Sloan School of Management
Course XV -- ManagementCourse XV is the only major that is closely tied to a graduate school: the MIT Sloan School of Management. Course XV majors take graduate Courses at the Sloan School in addition to required undergraduate mathematics and computer science Courses.
Management majors specialize in one of four areas: marketing, finance, operations research, and information technology. There are 105 requred units overall, 75 of which are mandatory electives.
The Institute first began to offer engineering management Courses in 1914. Under the auspices of Alfred P. Sloan (SB 1895), the curriculum grew into the MBA program that began in 1925.
Sloan is currently the ninth ranked business school (in the U.S. News and World Report rankings) in the country having fallen several spots in recent years. The school hosts speakers ranging from corporation heads to foreign dignitaries. It’s distinguished faculty have included Robert B. Reich and the economist Lester C. Thurow. The Interim Dean is Professor Richard Schmalensee.
The Management department at MIT is primarily concerned with teaching students how to run businesses successfully and efficiently. Macroeconomics and microeconomics, as well as statistics, computer science, and accounting are crucial to the subject.
Graduates of Course XV go on to work for corporations of all sizes, including in-market analysis and financial consulting. Many start their own businesses or go to law school.
In 1998, 77 students graduated with a management degree. There are currently 209 students who have declared Course XV as their major of choice. About forty of these students are also Course VI, the most common second major for management students. One third of Course XV majors are female. Of the 54 tenured faculty, three are female and 51 are male.
The chief student organization for Course XV majors is the Sloan Undergraduate Management Association (SUMA), co-chaired by Sean C. Fabre ’00 and Mykolos D. Rambus ’00. SUMA organizes events that broaden its members’ education, including a stock market simulation that will take place later this week.
Another opportunity for Sloan students is the annual $50K competition, which awards fifty thousand dollars to the team that plans the most convincing entrepreneurship plan. Both gradute and undergraduate students are involved in the competition.

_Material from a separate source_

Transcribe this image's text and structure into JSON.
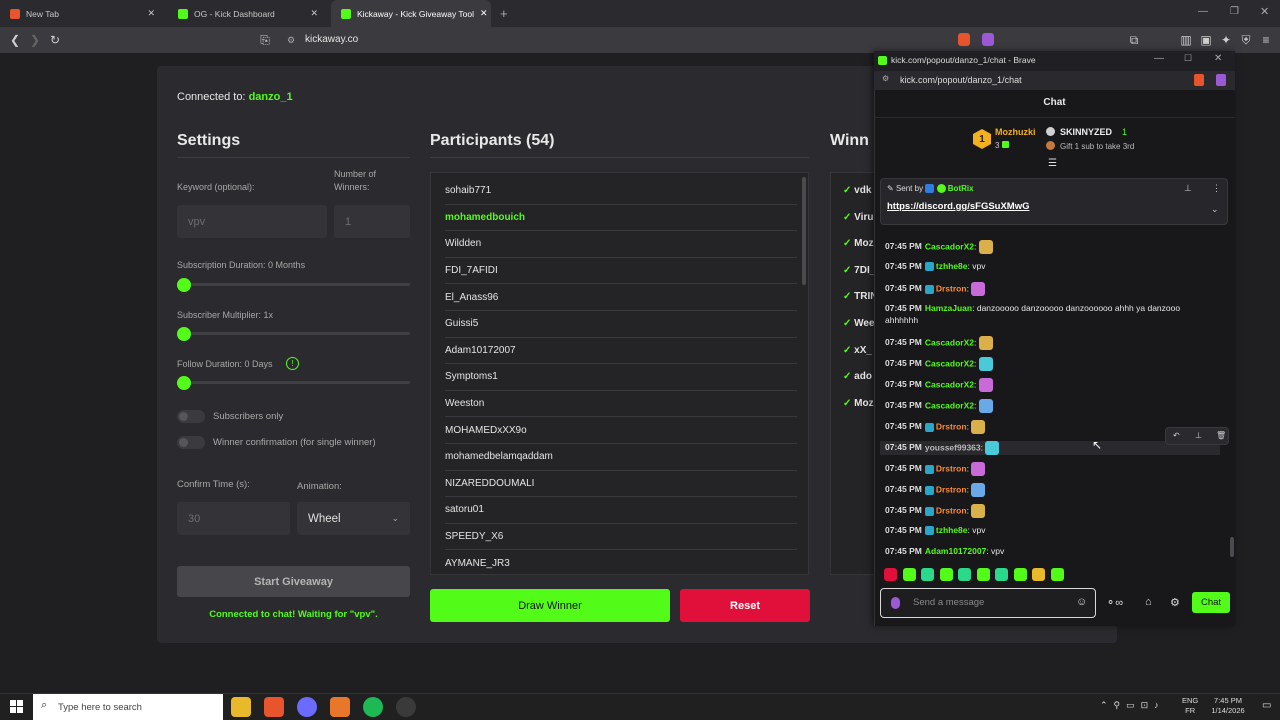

Students agree that the greatest difference between Course XV and other majors is the Management Department’s emphasis on people skills and social interaction. Kosanna Poon ’01 noted an “emphasis on social skills and human behavior.”
“It enhances interpersonal and communications skills,” said Karen Horstmann ’99, who is specializing in finance.
The Sloan School received national attention recently when Schmalensee appeared as witness in the ongoing anti-trust case against software giant Microsoft.